“As we discuss these complicated political situations, let’s not forget the simple humanity that lies beneath them.”
The idea won the Social Enterprise Track in this fall’s Shea Venture Competition.
Layla Aboukhater, MCAS ’18, a student from Syria, said the situation was bad for Syrian refugees even before Trump’s order.
In tandem with Executive Vice President Michael Lochhead and Provost David Quigley, Boston College president Rev. William P. Leahy, S.J. issued a statement late Sunday night condemning President Donald Trump’s executive order banning the entry of refugees from seven Muslim-majority nations.

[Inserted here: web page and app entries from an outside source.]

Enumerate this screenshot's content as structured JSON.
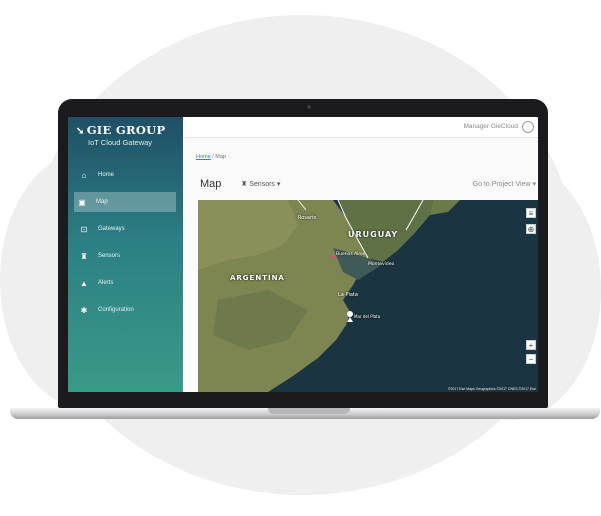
{
  "brand": {
    "name": "GIE GROUP",
    "subtitle": "IoT Cloud Gateway"
  },
  "sidebar": {
    "items": [
      {
        "icon": "home-icon",
        "label": "Home",
        "active": false
      },
      {
        "icon": "map-icon",
        "label": "Map",
        "active": true
      },
      {
        "icon": "gateways-icon",
        "label": "Gateways",
        "active": false
      },
      {
        "icon": "sensors-icon",
        "label": "Sensors",
        "active": false
      },
      {
        "icon": "alerts-icon",
        "label": "Alerts",
        "active": false
      },
      {
        "icon": "configuration-icon",
        "label": "Configuration",
        "active": false
      }
    ]
  },
  "header": {
    "user": "Manager GieCloud"
  },
  "breadcrumb": {
    "home": "Home",
    "separator": "/",
    "current": "Map"
  },
  "page": {
    "title": "Map",
    "sensors_dropdown": "Sensors",
    "project_view": "Go to Project View"
  },
  "map": {
    "labels": {
      "country_1": "URUGUAY",
      "country_2": "ARGENTINA",
      "city_1": "Rosario",
      "city_2": "Buenos Aires",
      "city_3": "Montevideo",
      "city_4": "La Plata",
      "city_5": "Mar del Plata"
    },
    "attribution": "©2017 Esri Maps Geographics ©2017 CNES ©2017 Esri"
  },
  "colors": {
    "sidebar_top": "#1f4f66",
    "sidebar_bottom": "#3a9a88",
    "link": "#3a7db2",
    "ocean": "#1a3340"
  }
}
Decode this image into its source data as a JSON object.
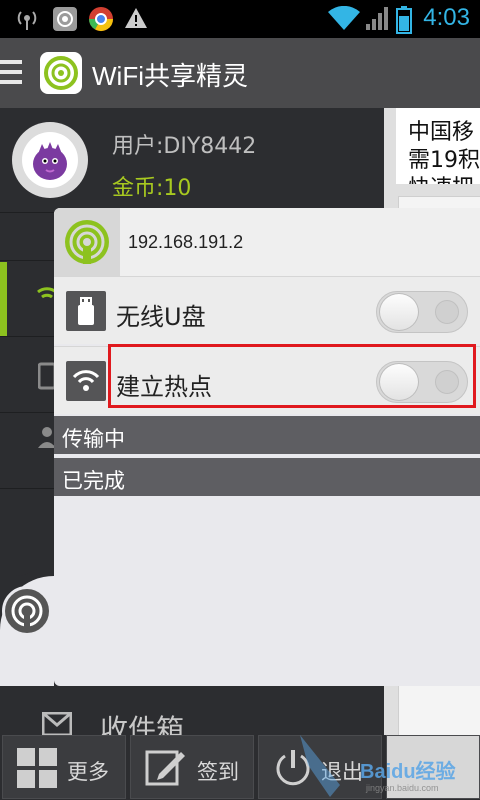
{
  "status_bar": {
    "time": "4:03",
    "icons": [
      "broadcast-icon",
      "app-notification-icon",
      "chrome-icon",
      "warning-icon",
      "wifi-signal-icon",
      "cell-signal-icon",
      "battery-icon"
    ]
  },
  "title_bar": {
    "title": "WiFi共享精灵"
  },
  "drawer": {
    "user_label": "用户:DIY8442",
    "coins_label": "金币:10",
    "inbox_label": "收件箱"
  },
  "behind_content": {
    "line1": "中国移",
    "line2": "需19积",
    "line3": "快速把"
  },
  "popup": {
    "ip": "192.168.191.2",
    "rows": [
      {
        "label": "无线U盘",
        "icon": "usb-drive-icon",
        "toggle_on": false
      },
      {
        "label": "建立热点",
        "icon": "wifi-icon",
        "toggle_on": false
      }
    ],
    "sections": [
      {
        "label": "传输中"
      },
      {
        "label": "已完成"
      }
    ]
  },
  "bottom_bar": {
    "more_label": "更多",
    "signin_label": "签到",
    "exit_label": "退出"
  },
  "watermark": {
    "text": "Baidu经验",
    "sub": "jingyan.baidu.com"
  },
  "colors": {
    "accent_green": "#8dc21f",
    "coins_green": "#a8c920",
    "highlight_red": "#e0191e",
    "status_blue": "#33b5e5"
  }
}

With over 400,000 deaths in Syria, many of them civilians, political science professor Peter Krause discusses the role of the U.S. in the crisis.
Rebecca Hersman gave a talk titled “Toxic War: Syria, ISIS, and the Use of Chemical Weapons” on Friday.
Bennis blames the conflict on the increasing militarization of U.S. foreign policy.
“I am quite confident that America can take in Syrian refugees and balance lives saved with any perceived effect on American values, coffers, or security.”
In war-torn Syria, spurts of electricity offer an escapist glimpse into another world.
“When you’re not used to the noises and how loud they are, it’s kind of terrifying, but then you really get used to it,” Aboukhater said. A recent transfer student to Boston College, Layla Aboukhater escaped Syria’s escalating violence in Nov. 2014 alongside her father.